→ **Work order**
Write only the number of lines in the entries below that contain the word "this".

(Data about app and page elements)
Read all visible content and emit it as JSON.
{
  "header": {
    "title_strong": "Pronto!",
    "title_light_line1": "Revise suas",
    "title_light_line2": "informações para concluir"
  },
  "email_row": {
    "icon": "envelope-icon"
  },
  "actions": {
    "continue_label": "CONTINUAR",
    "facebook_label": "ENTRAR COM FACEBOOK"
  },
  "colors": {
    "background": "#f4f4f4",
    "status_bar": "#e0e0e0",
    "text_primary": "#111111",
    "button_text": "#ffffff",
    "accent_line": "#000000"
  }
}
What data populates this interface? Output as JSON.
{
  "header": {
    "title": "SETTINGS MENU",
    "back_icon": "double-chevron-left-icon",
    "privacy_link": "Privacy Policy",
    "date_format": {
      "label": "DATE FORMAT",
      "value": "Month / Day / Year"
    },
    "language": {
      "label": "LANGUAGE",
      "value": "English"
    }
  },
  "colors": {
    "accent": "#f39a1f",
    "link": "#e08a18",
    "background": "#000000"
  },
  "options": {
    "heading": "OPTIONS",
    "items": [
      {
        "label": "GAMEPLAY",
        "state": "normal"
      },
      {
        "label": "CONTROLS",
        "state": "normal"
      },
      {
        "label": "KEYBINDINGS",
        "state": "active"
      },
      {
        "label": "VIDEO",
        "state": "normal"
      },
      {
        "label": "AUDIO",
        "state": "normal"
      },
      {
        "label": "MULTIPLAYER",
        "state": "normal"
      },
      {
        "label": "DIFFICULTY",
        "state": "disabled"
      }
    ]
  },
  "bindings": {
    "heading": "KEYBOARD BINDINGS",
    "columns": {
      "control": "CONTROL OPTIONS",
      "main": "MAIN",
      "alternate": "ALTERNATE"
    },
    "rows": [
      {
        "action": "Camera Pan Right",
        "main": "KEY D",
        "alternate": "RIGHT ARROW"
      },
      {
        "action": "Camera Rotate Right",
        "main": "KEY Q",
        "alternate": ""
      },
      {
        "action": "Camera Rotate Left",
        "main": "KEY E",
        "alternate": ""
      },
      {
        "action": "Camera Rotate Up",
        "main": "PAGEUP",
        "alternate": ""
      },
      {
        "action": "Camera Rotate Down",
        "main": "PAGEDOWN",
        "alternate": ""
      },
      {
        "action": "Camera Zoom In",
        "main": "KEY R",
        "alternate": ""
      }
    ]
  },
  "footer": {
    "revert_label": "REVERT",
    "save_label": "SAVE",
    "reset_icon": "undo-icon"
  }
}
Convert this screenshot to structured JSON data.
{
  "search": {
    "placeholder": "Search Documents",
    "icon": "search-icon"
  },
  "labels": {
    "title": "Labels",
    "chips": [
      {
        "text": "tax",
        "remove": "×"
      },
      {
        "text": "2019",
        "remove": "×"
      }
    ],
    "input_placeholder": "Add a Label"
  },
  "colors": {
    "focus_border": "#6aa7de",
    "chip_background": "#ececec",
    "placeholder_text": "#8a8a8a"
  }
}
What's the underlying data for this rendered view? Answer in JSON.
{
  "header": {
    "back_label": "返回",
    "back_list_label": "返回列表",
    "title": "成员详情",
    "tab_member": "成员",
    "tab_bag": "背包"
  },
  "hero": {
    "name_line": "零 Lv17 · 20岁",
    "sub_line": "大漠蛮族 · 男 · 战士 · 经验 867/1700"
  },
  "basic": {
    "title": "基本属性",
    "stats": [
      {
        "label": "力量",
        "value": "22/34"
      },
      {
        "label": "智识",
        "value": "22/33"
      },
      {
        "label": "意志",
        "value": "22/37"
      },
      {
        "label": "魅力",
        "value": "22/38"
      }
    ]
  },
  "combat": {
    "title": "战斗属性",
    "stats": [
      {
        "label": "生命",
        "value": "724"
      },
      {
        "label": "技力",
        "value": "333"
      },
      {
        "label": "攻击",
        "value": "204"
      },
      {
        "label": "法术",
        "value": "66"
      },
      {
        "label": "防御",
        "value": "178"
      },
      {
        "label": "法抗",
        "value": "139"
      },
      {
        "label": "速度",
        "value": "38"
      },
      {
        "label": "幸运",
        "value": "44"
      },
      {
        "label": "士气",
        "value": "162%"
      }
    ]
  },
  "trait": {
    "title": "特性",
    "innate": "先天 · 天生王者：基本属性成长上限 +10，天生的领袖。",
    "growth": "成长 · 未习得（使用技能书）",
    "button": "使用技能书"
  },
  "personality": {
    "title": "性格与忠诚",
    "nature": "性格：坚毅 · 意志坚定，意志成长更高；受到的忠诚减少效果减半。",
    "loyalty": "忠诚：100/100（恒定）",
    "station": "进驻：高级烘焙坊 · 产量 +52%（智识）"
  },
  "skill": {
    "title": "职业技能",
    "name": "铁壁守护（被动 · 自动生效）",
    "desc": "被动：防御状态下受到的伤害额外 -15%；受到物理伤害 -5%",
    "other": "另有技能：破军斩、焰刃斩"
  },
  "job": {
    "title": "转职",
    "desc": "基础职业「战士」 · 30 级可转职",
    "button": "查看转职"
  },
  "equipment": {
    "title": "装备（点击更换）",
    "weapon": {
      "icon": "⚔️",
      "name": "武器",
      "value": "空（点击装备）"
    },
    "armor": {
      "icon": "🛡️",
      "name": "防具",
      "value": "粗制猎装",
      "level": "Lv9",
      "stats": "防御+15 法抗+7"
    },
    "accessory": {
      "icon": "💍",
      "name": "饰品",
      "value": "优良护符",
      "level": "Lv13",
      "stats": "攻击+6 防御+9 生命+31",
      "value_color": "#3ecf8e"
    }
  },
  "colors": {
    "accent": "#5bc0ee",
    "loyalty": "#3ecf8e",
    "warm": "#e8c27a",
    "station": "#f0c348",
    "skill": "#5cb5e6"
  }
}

→ **Answer to the exercise**
3